Architect Pierre Cantin originally designed this house at the top of Mont Royal in 1964. Now the residence, which clocks in at nearly 10,000 square feet, has been redesigned by ascendant firm MU Architecture. The result is a richly textured home of wood that animates the layered living spaces.
The centrepiece is a large atrium with a mezzanine. A sloped ceiling hatched with painted beams that appear skeletal supports a modern chandelier resembling the sketch of a Gothic space station. Two staircases with glass railings cascade to meet at the corner, framing the volume, which is lined with intricate walnut panelling, a material that continues throughout.

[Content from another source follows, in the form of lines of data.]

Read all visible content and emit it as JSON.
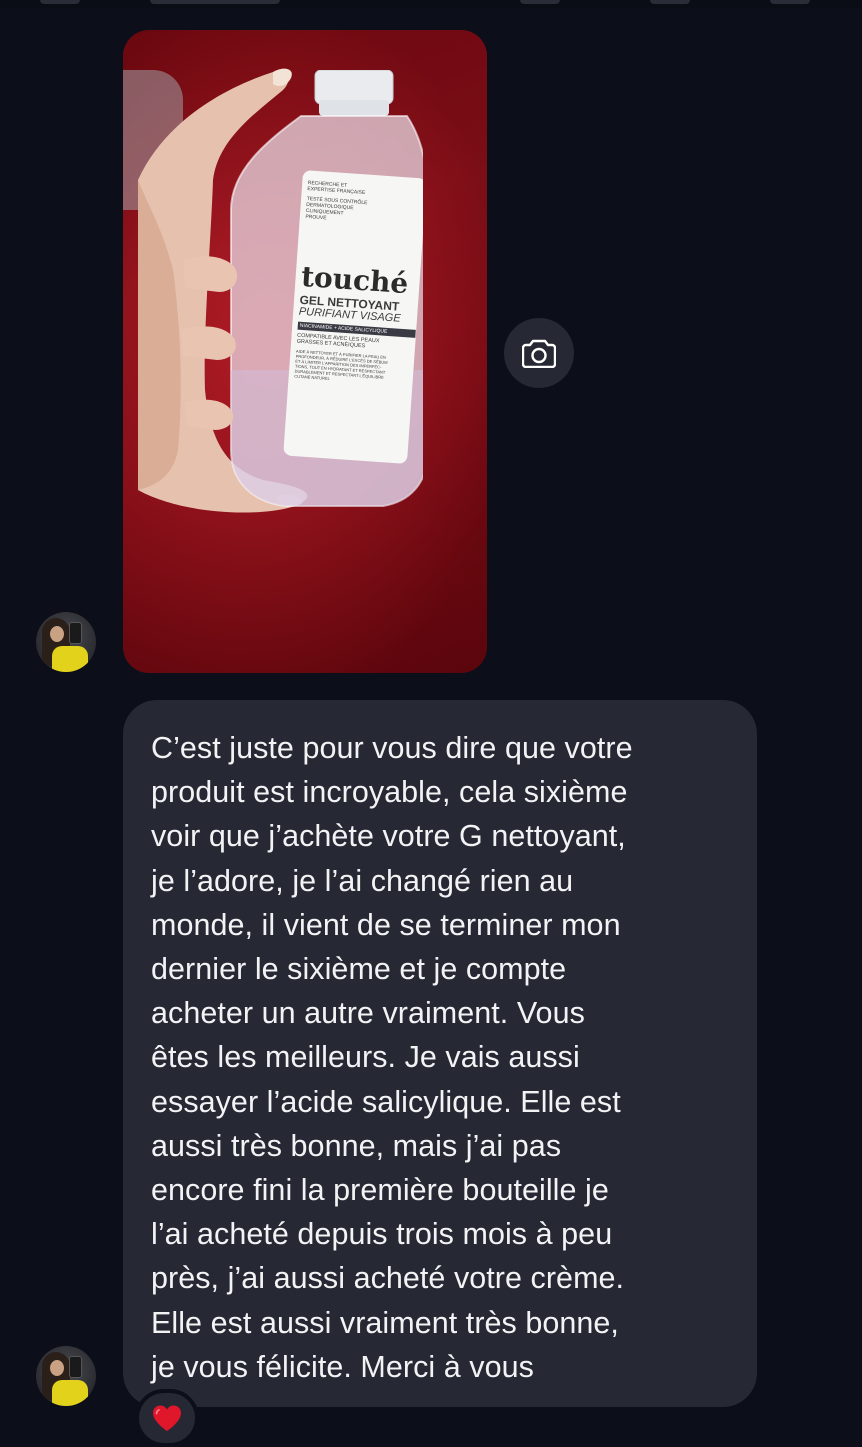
{
  "conversation": {
    "photo_message": {
      "alt": "Hand holding a bottle of touché Gel Nettoyant Purifiant Visage against a red background",
      "bottle_label": {
        "header": [
          "RECHERCHE ET",
          "EXPERTISE FRANÇAISE"
        ],
        "test_lines": [
          "TESTÉ SOUS CONTRÔLE",
          "DERMATOLOGIQUE",
          "CLINIQUEMENT",
          "PROUVÉ"
        ],
        "brand": "touché",
        "product_line1": "GEL NETTOYANT",
        "product_line2": "PURIFIANT VISAGE",
        "ingredients": "NIACINAMIDE + ACIDE SALICYLIQUE",
        "compat_line1": "COMPATIBLE AVEC LES PEAUX",
        "compat_line2": "GRASSES ET ACNÉIQUES",
        "description": [
          "AIDE À NETTOYER ET À PURIFIER LA PEAU EN",
          "PROFONDEUR, À RÉDUIRE L'EXCÈS DE SÉBUM",
          "ET À LIMITER L'APPARITION DES IMPERFEC-",
          "TIONS, TOUT EN HYDRATANT ET RESPECTANT",
          "DURABLEMENT ET RESPECTANT L'ÉQUILIBRE",
          "CUTANÉ NATUREL"
        ]
      }
    },
    "camera_button_icon": "camera-icon",
    "text_message": {
      "lines": [
        "C’est juste pour vous dire que votre",
        "produit est incroyable, cela sixième",
        "voir que j’achète votre G nettoyant,",
        "je l’adore, je l’ai changé rien au",
        "monde, il vient de se terminer mon",
        "dernier le sixième et je compte",
        "acheter un autre vraiment. Vous",
        "êtes les meilleurs. Je vais aussi",
        "essayer l’acide salicylique. Elle est",
        "aussi très bonne, mais j’ai pas",
        "encore fini la première bouteille je",
        "l’ai acheté depuis trois mois à peu",
        "près, j’ai aussi acheté votre crème.",
        "Elle est aussi vraiment très bonne,",
        "je vous félicite. Merci à vous"
      ]
    },
    "reaction_icon": "red-heart-icon",
    "colors": {
      "background": "#0c0e19",
      "bubble": "#262833",
      "text": "#f2f3f5",
      "heart": "#e0162b"
    }
  }
}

On the mezzanine itself, a lounge area with a fireplace includes a triangular wall of stacked windows providing views of Montreal. A hidden TV keeps the home minimal yet full of amenities, a nod to the technological sophistication of the original construction, which was an early example of a state-of-the-art heating in Montreal. This level also has a large playroom and three bedrooms for the children of the young family who commissioned the renovation. On the middle landing of the stairs, a large panel hides the door to the master apartment, which includes a bedroom, a walk-in closet, and a fully glazed master bathroom overlooking the courtyard.
The design was carried out under the guidance of the City of Montreal heritage council so the spirit of the original midcentury modern home would not be lost. Primarily, the redesign opened up the spaces and lightened the 26 rooms.
The mezzanine leads down to a bar area next to the living room, which, along with the kitchen, is lined with windows and looks out onto a landscaped courtyard with a swimming pool. The kitchen and living room are separated by a tasteful modular partition, and simple white walls replace the walnut of the bar area and mezzanine. A small dinette leads to a private balcony overlooking the street.
The complicated simplicity of the interior means endless fascination and privacy along with the openness of the atrium mezzanine, the linear kitchen, and the glazing that allows views of the city and ample outdoor spaces. From the centre, the home seems to branch out: the varying flows of wood panelling create rich juxtapositions with each other and with the white walls and ceilings. The contrasts make the moments of relaxation and peace even more pronounced.
Photography by Stéphane Groleau